A Donovan concert is never just a Donovan concert, especially when we're talking about his 50th anniversary tour, which celebrates the US release (UK had to wait a little longer due to copyright issues) of his psych-folk masterpiece Sunshine Superman. He is indeed the original troubadour, a role that comes so naturally to him he was even chosen by Jacques Demy to play the lead role in his 1972 adaptation of The Pied Piper: he enters timidly onstage, and proceeds to sit on the floor, alone with his guitar, strumming gently along beautiful poems and stopping every once in a while to tell a story with the same soothing, child-like voice we all learned to know and love.

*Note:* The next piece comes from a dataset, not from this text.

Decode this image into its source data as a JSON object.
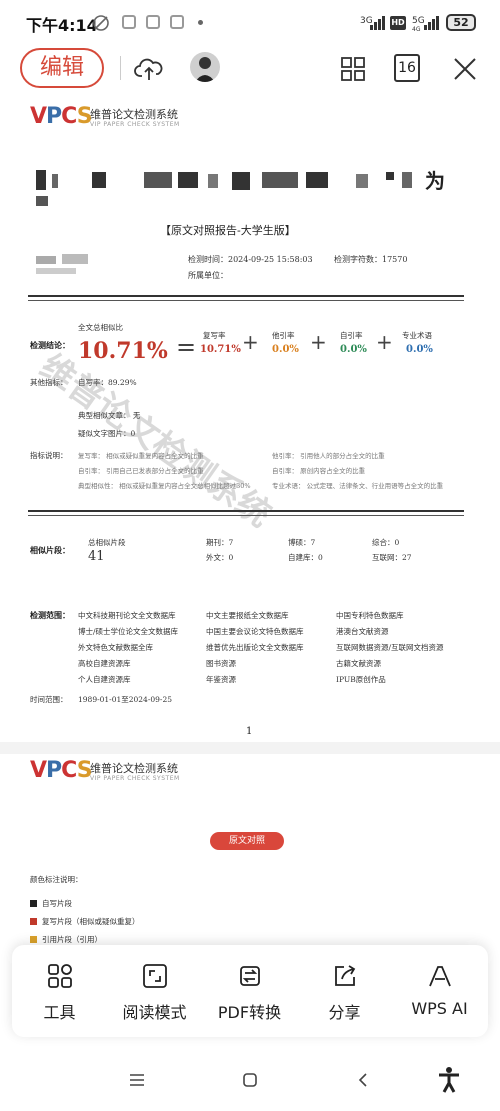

Among these stories, many of them retold at the Olympia stage like it was the first time, lie the bright remains of what it was like to be alive and part of the music scene in 1966: his séjour in India with the Beatles and Mike Love (during which he wrote 'Hurdy Gurdy Man' and taught John Lennon finger-picking guitar techniques, leading to him to write 'Dear Prudence'); his arrest in late 1966 by the infamous Sergeant Pilcher, who would also arrest The Beatles and the Stones before being accused of perjury, subsequently being sentenced to jail for planting drugs; and even more recent ones, like him having been with Marianne Faithfull the night before the Paris gig and inviting her to attend the show (she couldn't, but sent her friend instead), or meeting two Corsican guys playing at a Parisian restaurant and getting them invites (they were enthusiastically there all right).

But what impresses the most is that Donovan, always having relied solely on his guitar and voice, still continues to do so -- and amazingly well, I must add. Even if the highest notes may be a bit trickier for him now -- and maybe they were back then too -- there are not a lot of artists, both young and old, who would be able to sustain a two-set show without having a major band backing them up, plus a nice and solid chorus covering up for them when their voice doesn't reach the notes it used to. And probably no major artist would be so available as he was after the show, signing autographs for anyone who wanted a "proof-of-contact" souvenir.

Donovan is still the honest, humble, impeccable songwriter we grew up with. Keeping alive the beautiful folk tradition of one voice, one guitar (or just the voice, as he himself told us was the Gaelic way), he manages to pull us into every little world he created within each song, which on their turn work as eternal flashbacks, cosmic proxies of a time that seems too unreal to have happened.